Focused Biomedical Initial Submission Guidance
This page covers special biomedical research topics that investigators should consider while designing a protocol for initial submission to the IRB.
Applicable State Laws
In addition to federal regulations, researchers have an obligation to follow any state laws that are stricter than federal regulations. Below are state law guidance topics that cover various topics that may need to be considered while planning a research study. For additional assistance on state laws, please contact the Office of General Counsel.
Pennsylvania State Law: The PA Law guidance document describes Pennsylvania laws on the following topics that are applicable to human research:
- Surrogate Consent for Cognitively Impaired Individuals
- Mandatory Reporting of Diseases and Infections
- Mandatory Reporting of Abuse
- Emancipation of Minors
- Minors’ Consent to Health Services
- Nontherapeutic Research on “unborn children”
New Jersey State Law: The NJ Law guidance document describes New Jersey laws on the following topics that are applicable to human research:
- Research with Genetic Information [N.J.S.A. C.10:5-45-48]
- “Medical Research” with Cognitively Impaired Adults [NJSA 26:14-3-5] including Surrogate Consent
- “Experimental Research” with Mental Health In-Patients [N.J.S.A. 30:4-24.2]
Mental Health Records [N.J.A.C. 10:37-6.1]
- Obtaining and Using Human Embryonic Stem Cells, Human Embryonic Germ Cells, and Human Adult Stem Cells for Research [NJ Rev Stat § 26:2Z-2 (2019)]
- Prospective Research Involving Drug Trials or Invasive Procedures Conducted in the Context of Advanced Life Support Services, Mobile Intensive Care Units, Specialty Care Transport Services, or Air Medical Services [N.J.A.C. 8:41-5.1]
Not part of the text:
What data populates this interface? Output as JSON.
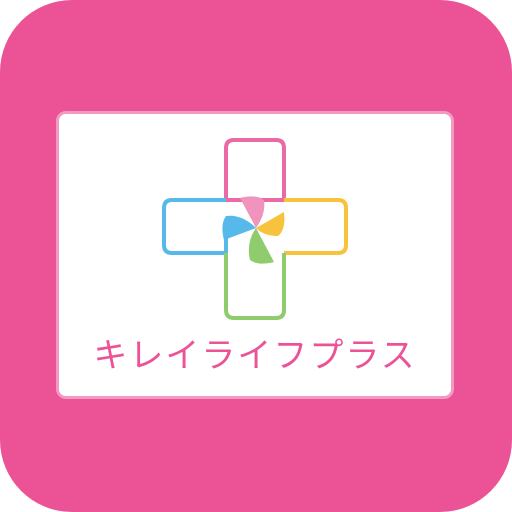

- Research with Children [N.J.S.A. 9:17B-3; 9:17a-1]
- Prisoner Research within the State of NJ [N.J.A.C. 10A:1-10.1-10.6]
Inclusion of Pregnant Individuals in Research
The broad exclusion of pregnant individuals from research trials may eventually result in an overall lack of applicable knowledge regarding how best to treat pregnant individuals with concomitant medical conditions. Thoughtful, responsible study design aimed at appropriate inclusion of pregnant individuals, when possible, while maintaining fetal safety, is an important goal. The IRB has developed this guidance to assist researchers in addressing the many components that the IRB routinely considers when determining the appropriateness of including or excluding pregnant individuals in research.
Suicidal Ideation and Behavior: Risk Mitigation
Participants at risk of suicidal ideation and behavior are a vulnerable population group. Therefore, additional measures may be warranted to ensure their protection while they are enrolled in research studies. Additionally, participants in FDA-regulated clinical trials (including otherwise healthy volunteers) may also be at risk for suicidal ideation and behavior, when they are being administered:
- A drug being developed for any psychiatric indication,
- Any antiepileptic drug, and/or
- Other neurologic drugs with central nervous system (CNS) activity
When a research team is made aware of immediate suicide risk in a participant, there is an obligation and responsibility for timely and appropriate follow up to ensure participant safety. The intent of this document is to provide guidance on ensuring the safety of research participants who may be at risk of suicidal behavior.
Research at/with Good Shepherd Penn Partners (GSPP)
The purpose of the guidance document below is to provide a guide for researchers on the processes and expectations for investigators who wish to conduct human subject research at/with Good Shepherd Penn Partners (GSPP).
Morisky Medication Adherence Scale (MMAS) Research
Click below to download guidance from the Office of the General Counsel regarding MMAS Research [Morisky Medication Adherence Scale (MMAS-4 and MMAS-8].